* [TASK TO COMPLETE]: Using the entries below, show all lines with the string "Photos".

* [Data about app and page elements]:
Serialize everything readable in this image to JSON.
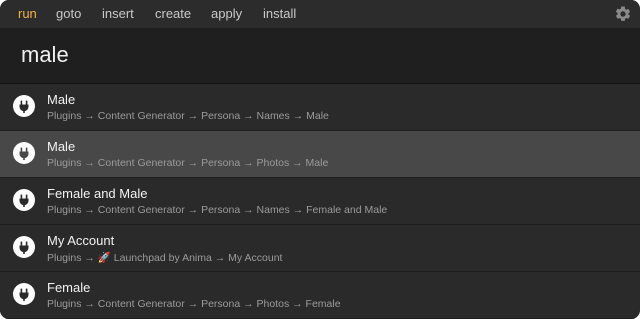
{
  "tabs": [
    {
      "label": "run",
      "active": true
    },
    {
      "label": "goto",
      "active": false
    },
    {
      "label": "insert",
      "active": false
    },
    {
      "label": "create",
      "active": false
    },
    {
      "label": "apply",
      "active": false
    },
    {
      "label": "install",
      "active": false
    }
  ],
  "settings_icon": "gear-icon",
  "search": {
    "value": "male",
    "placeholder": ""
  },
  "results": [
    {
      "title": "Male",
      "path": "Plugins → Content Generator → Persona → Names → Male",
      "icon": "plugin-icon",
      "selected": false
    },
    {
      "title": "Male",
      "path": "Plugins → Content Generator → Persona → Photos → Male",
      "icon": "plugin-icon",
      "selected": true
    },
    {
      "title": "Female and Male",
      "path": "Plugins → Content Generator → Persona → Names → Female and Male",
      "icon": "plugin-icon",
      "selected": false
    },
    {
      "title": "My Account",
      "path": "Plugins → 🚀 Launchpad by Anima → My Account",
      "icon": "plugin-icon",
      "selected": false
    },
    {
      "title": "Female",
      "path": "Plugins → Content Generator → Persona → Photos → Female",
      "icon": "plugin-icon",
      "selected": false
    }
  ],
  "colors": {
    "active_tab": "#f2b441",
    "selected_row": "#484848",
    "background": "#262626"
  }
}
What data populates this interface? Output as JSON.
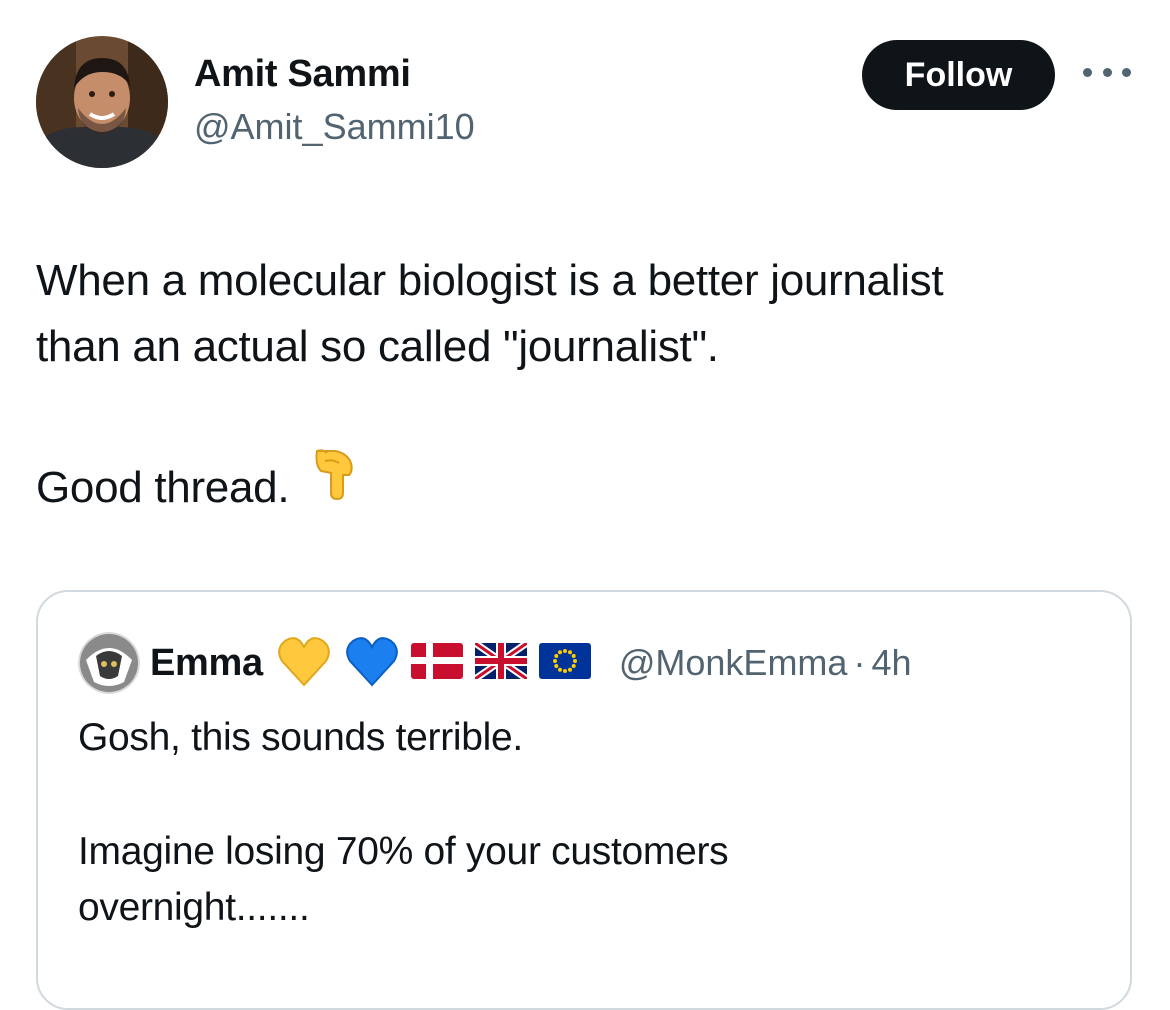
{
  "author": {
    "name": "Amit Sammi",
    "handle": "@Amit_Sammi10"
  },
  "actions": {
    "follow_label": "Follow",
    "more_icon": "more-horizontal-icon"
  },
  "tweet": {
    "line1": "When a molecular biologist is a better journalist",
    "line2": "than an actual so called \"journalist\".",
    "line3": "Good thread.",
    "emoji": "backhand-index-pointing-down-icon"
  },
  "quoted": {
    "name": "Emma",
    "name_emojis": [
      "yellow-heart-icon",
      "blue-heart-icon",
      "denmark-flag-icon",
      "uk-flag-icon",
      "eu-flag-icon"
    ],
    "handle": "@MonkEmma",
    "separator": "·",
    "time": "4h",
    "line1": "Gosh, this sounds terrible.",
    "line2": "Imagine losing 70% of your customers",
    "line3": "overnight......."
  },
  "colors": {
    "text": "#0f1419",
    "secondary": "#536471",
    "border": "#cfd9de",
    "follow_bg": "#0f1419",
    "follow_text": "#ffffff"
  }
}
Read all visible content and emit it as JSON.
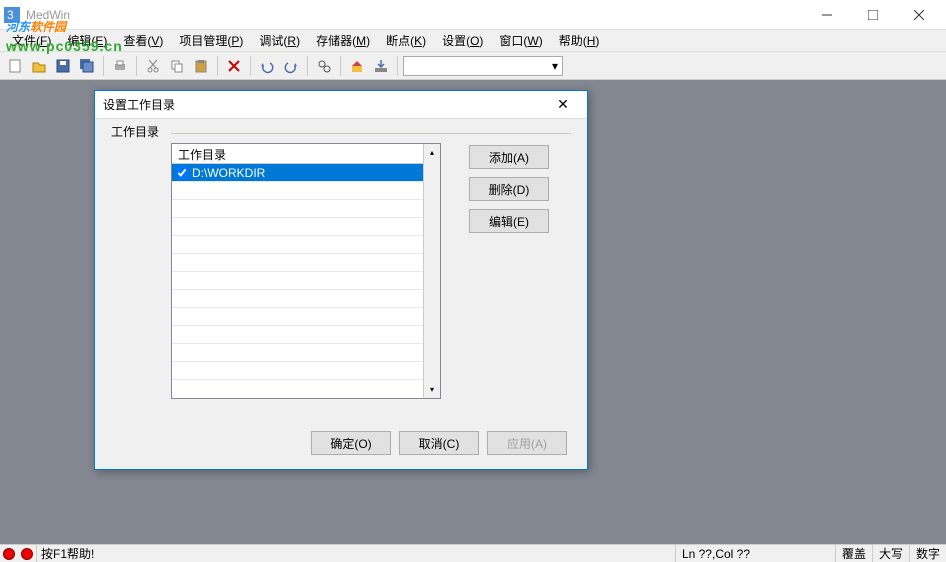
{
  "app": {
    "title": "MedWin"
  },
  "menu": {
    "file": "文件(F)",
    "edit": "编辑(E)",
    "view": "查看(V)",
    "project": "项目管理(P)",
    "debug": "调试(R)",
    "memory": "存储器(M)",
    "breakpoint": "断点(K)",
    "settings": "设置(O)",
    "window": "窗口(W)",
    "help": "帮助(H)"
  },
  "dialog": {
    "title": "设置工作目录",
    "group_label": "工作目录",
    "list_header": "工作目录",
    "items": [
      "D:\\WORKDIR"
    ],
    "btn_add": "添加(A)",
    "btn_delete": "删除(D)",
    "btn_edit": "编辑(E)",
    "btn_ok": "确定(O)",
    "btn_cancel": "取消(C)",
    "btn_apply": "应用(A)"
  },
  "status": {
    "help": "按F1帮助!",
    "pos": "Ln ??,Col ??",
    "overwrite": "覆盖",
    "caps": "大写",
    "num": "数字"
  },
  "watermark": {
    "text1_a": "河东",
    "text1_b": "软件园",
    "url": "www.pc0359.cn"
  }
}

* [EXERCISE RESULT]:
      "path": "Plugins → Content Generator → Persona → Photos → Male",
      "path": "Plugins → Content Generator → Persona → Photos → Female",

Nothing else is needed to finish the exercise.